A trip up to Ísafjörður, the seat of Westfjörds’ municipality Ísafjarðarbær, is always a treat.
It’s one of those towns where you feel like you’ve exited the real world, somehow. Even getting there is slightly surreal, whether winding around the narrow road, clinging to the cliff-base close to sea-level, or by flying. When coming from the air, the plane descends into the fjörd, dropping below the majestic flat-topped mountains that cradle the town before taking a steep, alarming left turn and thumping down onto the icy runway almost the second the wings are straightened.
The airport, and the town itself, feel unlikely in their very existence. Both sit perched on tiny shelves of flat land between vast precipices and the cold ocean, and are subject to an intense sub-Arctic winter. But the spirit amongst the people who live there is strong, and great to experience. At the town’s equally unlikely annual Easter music festival, Aldrei fór ég suður, seemingly the whole populace drops by. From great-grandparents to toddlers, they stand in the freezing cold to watch Reykjavík’s finest play alongside a mixture of local bands, eyes shining in the knowledge that the gruelling snowy season is drawing to its end.
It’s also, notably, an event that comes without any of the cynical baggage that dogs modern music festivals. No billboards, no heavy-handed security, no drunken brawling or thievery, no long queues, complex ticketing systems or wristbands. It’s a free party with a community spirit, created just for the people, and the hell of it. The bands play for the experience of being there, and for the love of playing, in a shining example of the kind of carefree cooperation that makes Icelandic music what it is.
(courtesy of www.aldrei.is)
We sadly miss the opening night, which this year took the form of various smaller indoor parties dotted around Ísafjörður’s handful of bars and community spaces, arriving as Boogie Trouble warm up the festival’s main warehouse venue with their adorably analogue 70s disco-pop grooves. They’re accompanied by an unstoppable, full-on, white rhinestone-clad Stayin’ Alive dancer guy for the occasion. Next up is a Nintendo-punk chip-tune show, during which the sole performer screams and growls over his backing track whilst punching the air as if fronting a hardcore band.

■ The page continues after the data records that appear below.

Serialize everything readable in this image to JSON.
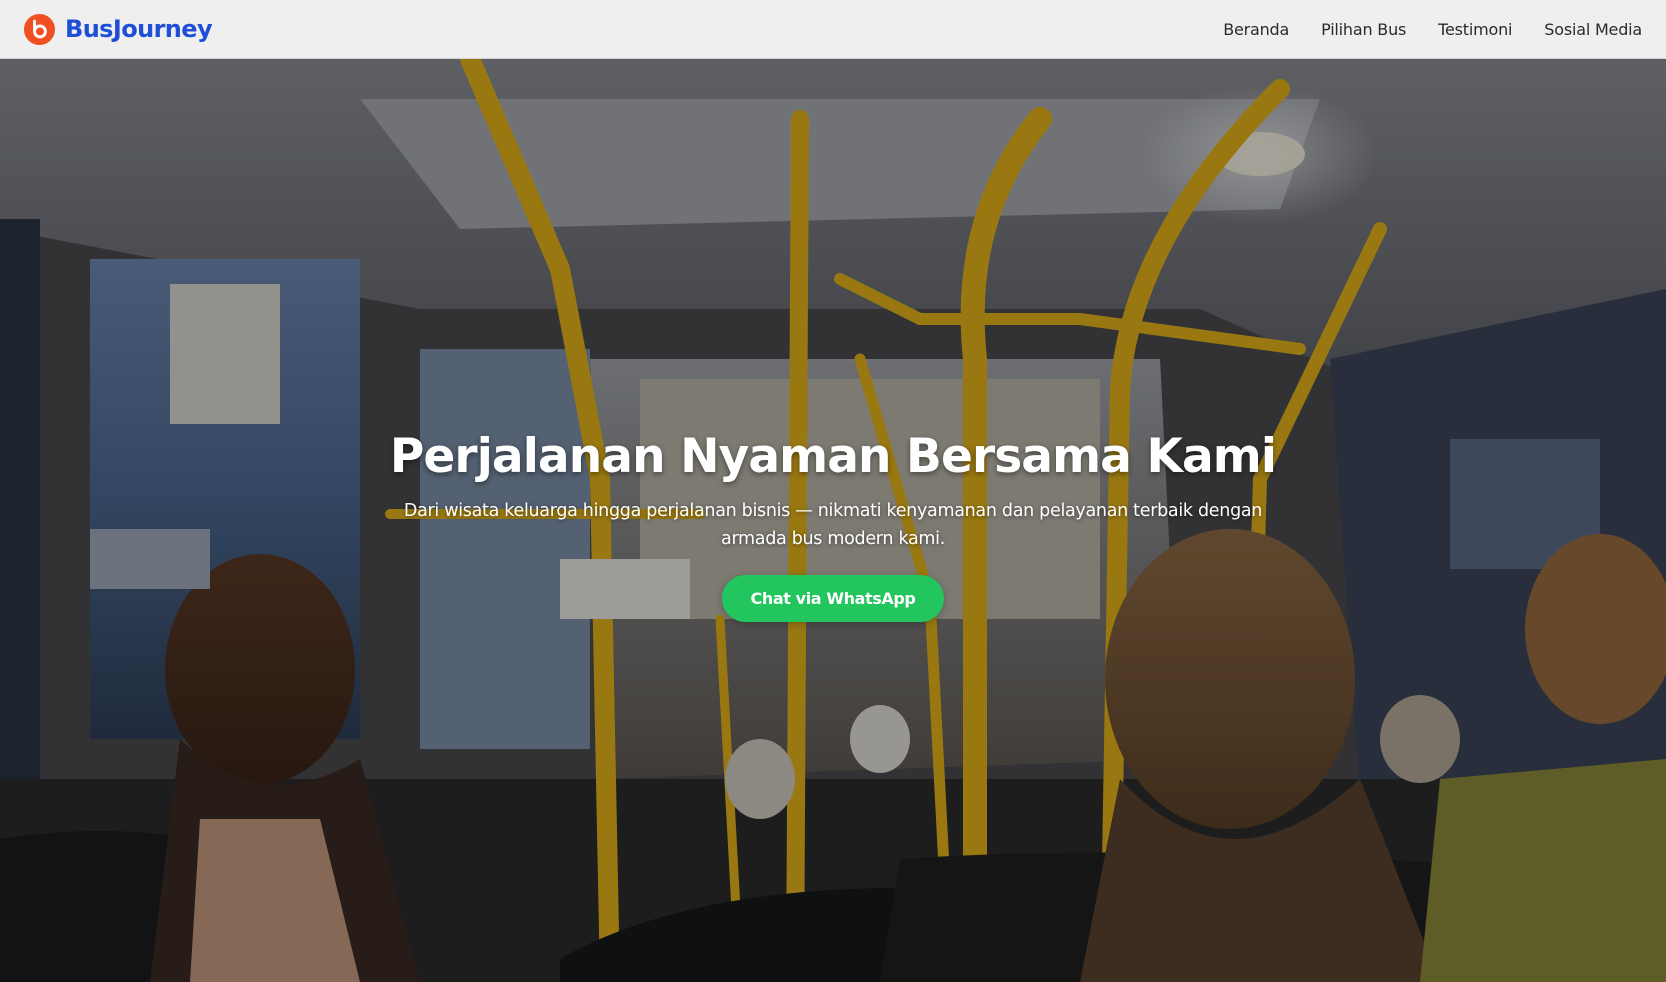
{
  "brand": {
    "name": "BusJourney",
    "icon": "brand-logo-icon",
    "color": "#1e4fd6",
    "icon_color": "#f04e23"
  },
  "nav": {
    "items": [
      {
        "label": "Beranda"
      },
      {
        "label": "Pilihan Bus"
      },
      {
        "label": "Testimoni"
      },
      {
        "label": "Sosial Media"
      }
    ]
  },
  "hero": {
    "title": "Perjalanan Nyaman Bersama Kami",
    "subtitle": "Dari wisata keluarga hingga perjalanan bisnis — nikmati kenyamanan dan pelayanan terbaik dengan armada bus modern kami.",
    "cta_label": "Chat via WhatsApp",
    "cta_color": "#22c55e",
    "background": "bus-interior-photo"
  }
}
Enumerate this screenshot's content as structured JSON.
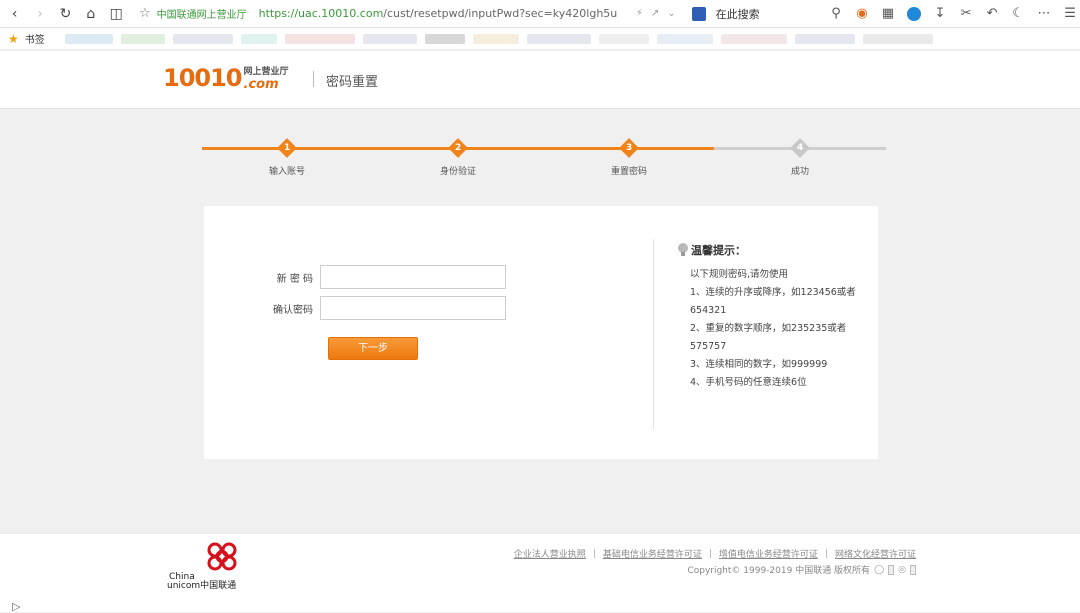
{
  "browser": {
    "site_name": "中国联通网上营业厅",
    "url_scheme_host": "https://uac.10010.com",
    "url_path": "/cust/resetpwd/inputPwd?sec=ky420lgh5u",
    "search_placeholder": "在此搜索",
    "bookmarks_label": "书签"
  },
  "header": {
    "logo_number": "10010",
    "logo_hall": "网上营业厅",
    "logo_com": ".com",
    "title": "密码重置"
  },
  "steps": [
    {
      "num": "1",
      "label": "输入账号",
      "state": "done"
    },
    {
      "num": "2",
      "label": "身份验证",
      "state": "done"
    },
    {
      "num": "3",
      "label": "重置密码",
      "state": "done"
    },
    {
      "num": "4",
      "label": "成功",
      "state": "todo"
    }
  ],
  "form": {
    "new_password_label": "新 密 码",
    "new_password_value": "",
    "confirm_password_label": "确认密码",
    "confirm_password_value": "",
    "next_button": "下一步"
  },
  "tips": {
    "title": "温馨提示：",
    "lines": [
      "以下规则密码,请勿使用",
      "1、连续的升序或降序，如123456或者",
      "654321",
      "2、重复的数字顺序，如235235或者",
      "575757",
      "3、连续相同的数字，如999999",
      "4、手机号码的任意连续6位"
    ]
  },
  "footer": {
    "brand_china": "China",
    "brand_unicom": "unicom中国联通",
    "links": [
      "企业法人营业执照",
      "基础电信业务经营许可证",
      "增值电信业务经营许可证",
      "网络文化经营许可证"
    ],
    "copyright": "Copyright© 1999-2019  中国联通 版权所有"
  },
  "colors": {
    "accent": "#f08319",
    "link_green": "#3a9a3a",
    "step_inactive": "#c8c8c8"
  }
}
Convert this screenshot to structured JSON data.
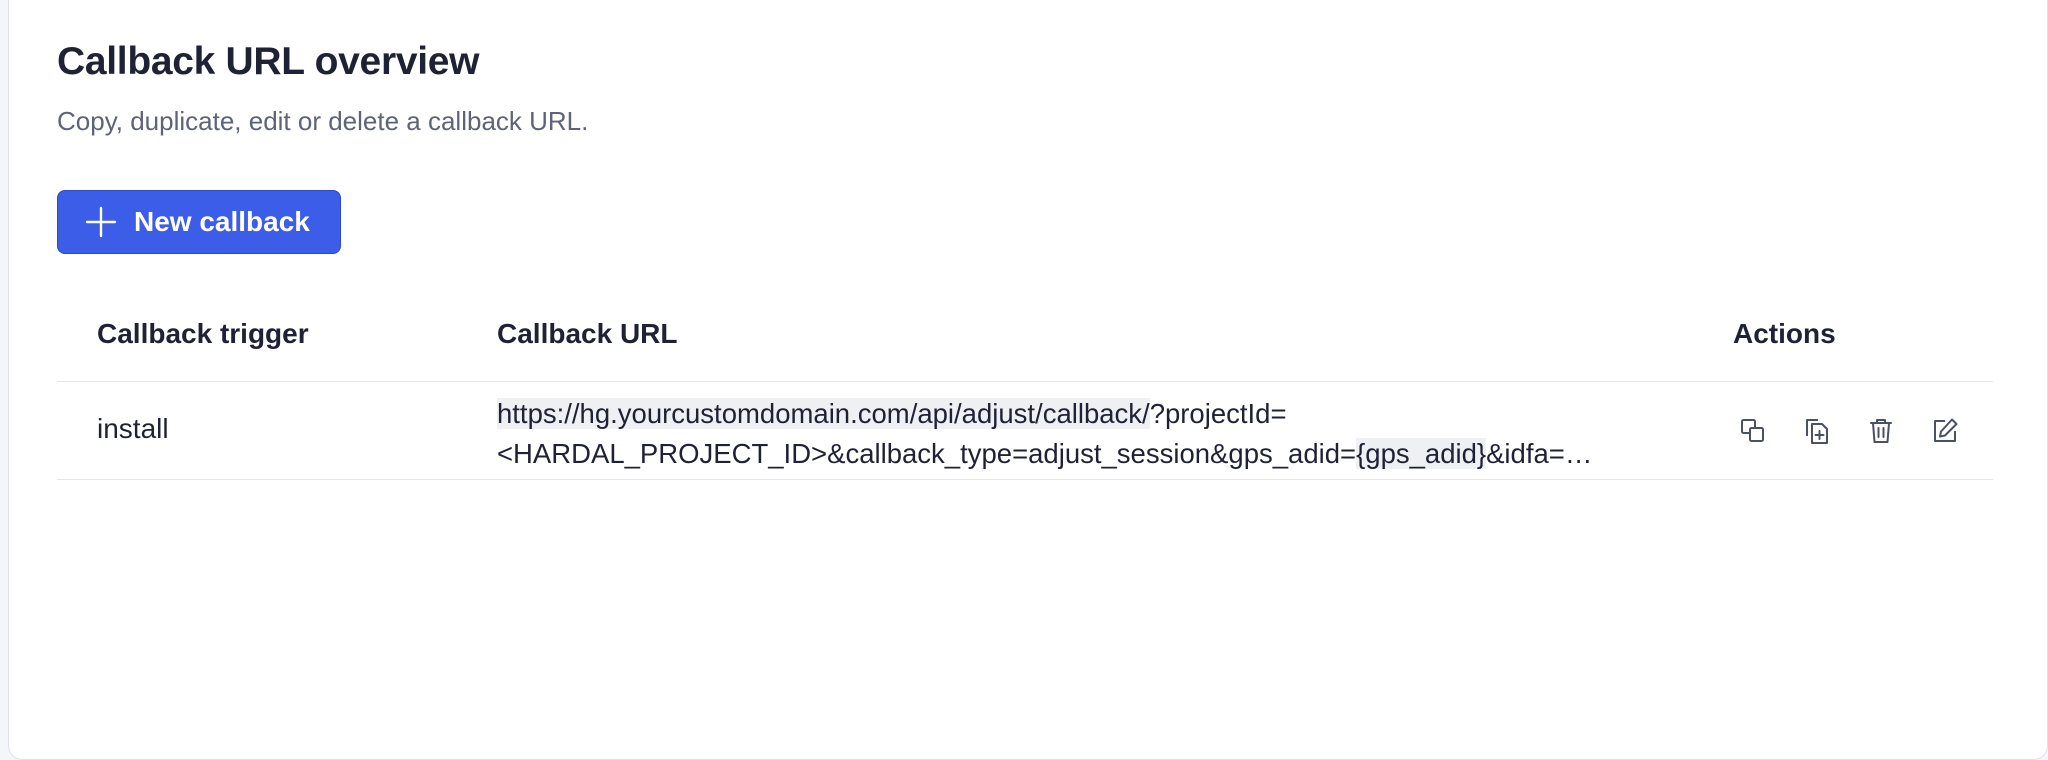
{
  "header": {
    "title": "Callback URL overview",
    "subtitle": "Copy, duplicate, edit or delete a callback URL."
  },
  "toolbar": {
    "new_callback_label": "New callback"
  },
  "table": {
    "columns": [
      "Callback trigger",
      "Callback URL",
      "Actions"
    ],
    "rows": [
      {
        "trigger": "install",
        "url_line1_highlight": "https://hg.yourcustomdomain.com/api/adjust/callback/",
        "url_line1_rest": "?projectId=",
        "url_line2_pre": "<HARDAL_PROJECT_ID>&callback_type=adjust_session&gps_adid=",
        "url_line2_highlight": "{gps_adid}",
        "url_line2_post": "&idfa=…",
        "actions": [
          "copy-icon",
          "duplicate-icon",
          "trash-icon",
          "edit-icon"
        ]
      }
    ]
  },
  "colors": {
    "accent": "#3b5de7",
    "text": "#1f2235",
    "muted": "#5e6478",
    "icon": "#4a5066"
  }
}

Hemúllin, it turns out, has existed in some form or another since 2001, and a nearby Icelander translates the bluntly political lyrics for me as basic stuff like “fuck the bankers.” Both bands are a lot of fun, and give it their all.
Another good thing about Aldrei fór ég suður is that the artists get an entirely equal footing. There’s a healthy crowd throughout the day, and all the bands have a very quick soundcheck and changeover, whether a local emo band or an Icelandic pop legend. Every performer receives hearty, heartwarming cheers from the audience.
(Courtesy of Emmsjé Gauti’s Facebook)
A clear crowd favourite, though, is Emmsjé Gauti (pictured above). The bleach-blonde, white-clad Icelandic rapper arrives onstage like a force of nature, bouncing, dancing and prancing around with a preternatural confidence. His band play a heavy rock-rap backing track that veers at times into nu-metal territory, but such is the irrepressible energy and a consummate flow of their frontman that stylistic considerations kind of go out of the window. When Gauti is bet by a band-member that he can crowdsurf the room to the sound desk and back, he leaps into the hands of the adoring audience, and not only manages it, but high-fives the soundman before surfing back to the stage. And there’s no arguing with that.
Local boys Rythmatik emerge for their soundcheck laden down with instruments and leads, receiving a loud ovation even before they play a single note. Having just won the national battle-of-the-bands Músíktilraunir, the community is rightly proud of the returning teen-heroes, who breeze through a bracing set of pop-punk, screamo and indie-rock tunes. Rough around the edges they may be, but their talent is still germinating; their infectiously melodic sound will no doubt get sharper with every gig they play.
If you should happen to be in Iceland one snowy future Easter, Aldrei fór ég suður is a no-frills festival experience you shouldn’t miss. But really, any time of the year is a great time to visit Ísafjörður. It’s a picturesque, charming, cosy place, full of eccentric characters, grassroots Icelandic culture, rusting seaside properties and interesting local history. You’ll come away feeling fresher from the experience.
Thanks to Dóri at Húsið for providing us with a room in Ísafjörður for the weekend.